# Logic Gates

## Logic Gates

### Basics of Logic Gates

• Logic gates are the fundamental building blocks of digital circuits.
• They perform basic logical functions that are fundamental to digital circuits.
• The most common types of logic gates are AND, OR, NOT, NAND, NOR, XOR and XNOR.
• All other logic operations can be derived from these basic ones.

### AND Gate

• The AND gate produces an output of 1 only if all its inputs are 1.
• Otherwise, the output is 0.
• In other words, it performs the logical AND operation.

### OR Gate

• The OR gate produces an output of 1 if any of its inputs are 1.
• Otherwise, the output is 0.
• It performs the logical OR operation.

### NOT Gate

• The NOT gate, also known as an inverter, produces the inverse of its input.
• If the input is 1, the output is 0, and if the input is 0, the output is 1.
• It performs the logical NOT operation.

### NAND Gate

• The NAND gate is a combination of an AND gate and a NOT gate.
• It produces an output of 0 only if all its inputs are 1, otherwise the output is 1.
• It performs the logical NAND operation.

### NOR Gate

• The NOR gate is a combination of an OR gate and a NOT gate.
• It produces an output of 1 only if all its inputs are 0, otherwise the output is 0.
• It performs the logical NOR operation.

### XOR Gate

• The XOR (exclusive OR) gate produces an output of 1 if an odd number of inputs are 1, and 0 otherwise.
• It performs the logical exclusive OR operation.

### XNOR Gate

• The XNOR (exclusive NOR) gate is a combination of an XOR gate and a NOT gate.
• It produces an output of 1 if there is an even number of 1’s in the input and 0, otherwise.
• It performs the logical exclusive NOR operation.

### Usage of Logic Gates

• Logic gates are used in a wide variety of digital systems from simple systems like basic calculators and digital clocks to complex ones like microprocessors and computer memory units.
• They form the basis for solving complex logical and mathematical problems in digital systems.

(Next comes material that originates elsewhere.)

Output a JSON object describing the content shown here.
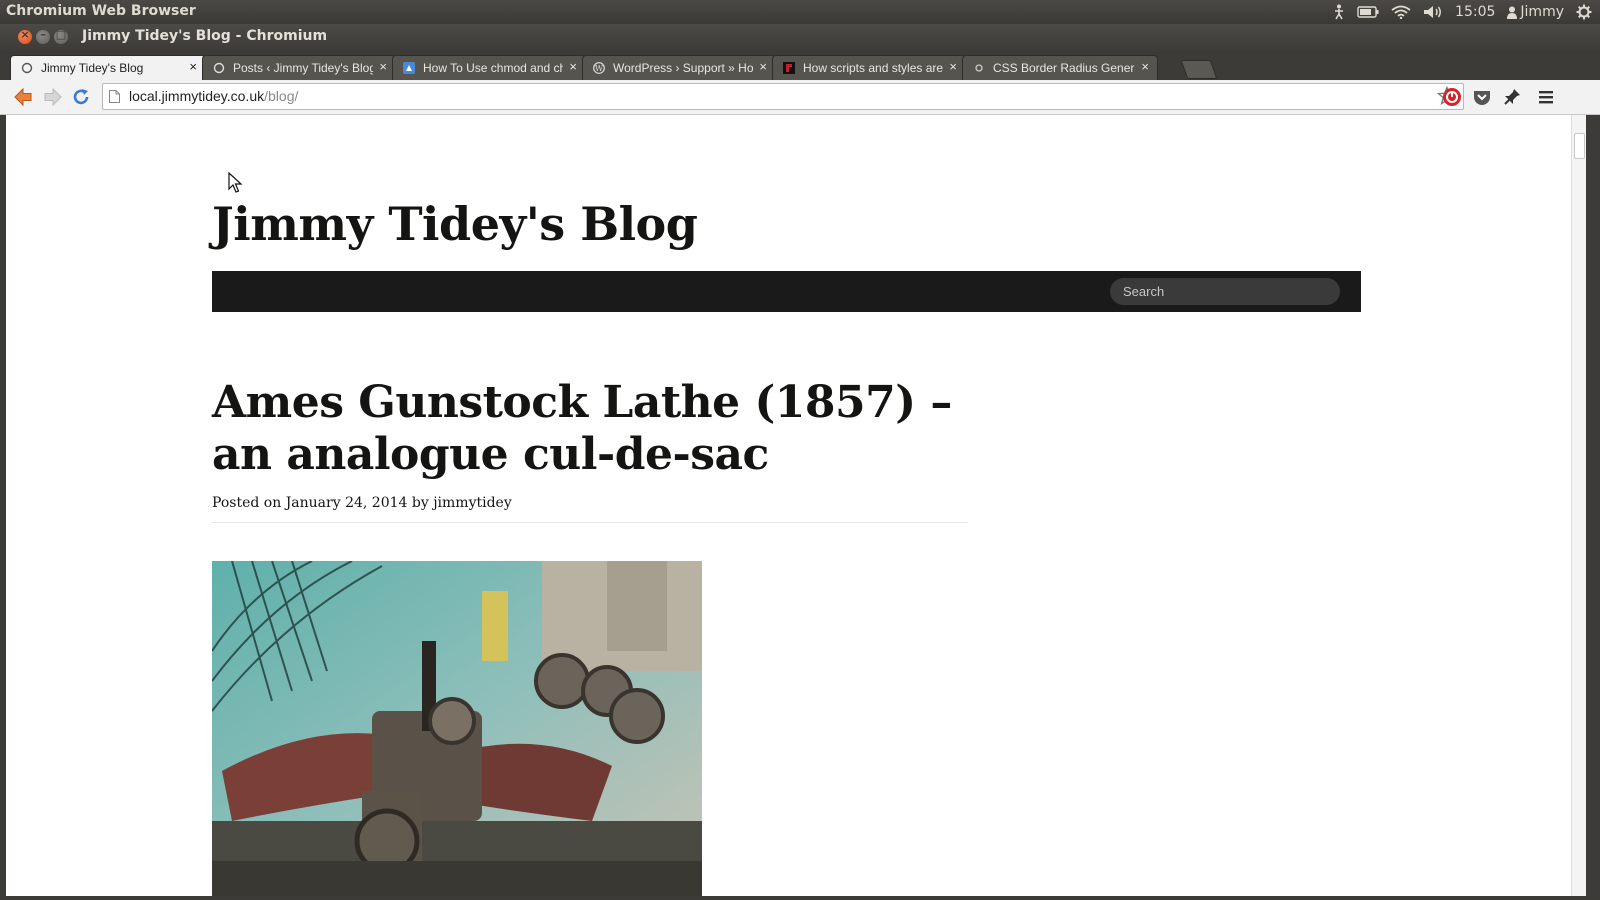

### De Morgan’s Theorem

• De Morgan’s theorem presents a method for simplifying complex logic gates.
• The first rule is that the negation of a conjunction is equal to the disjunction of the negations (NOT (A AND B) = (NOT A) OR (NOT B)).
• The second rule is that the negation of a disjunction is equal to the conjunction of the negations (NOT (A OR B) = (NOT A) AND (NOT B)).
• De Morgan’s theorem plays a crucial role in Boolean algebra which is foundational for digital circuit design.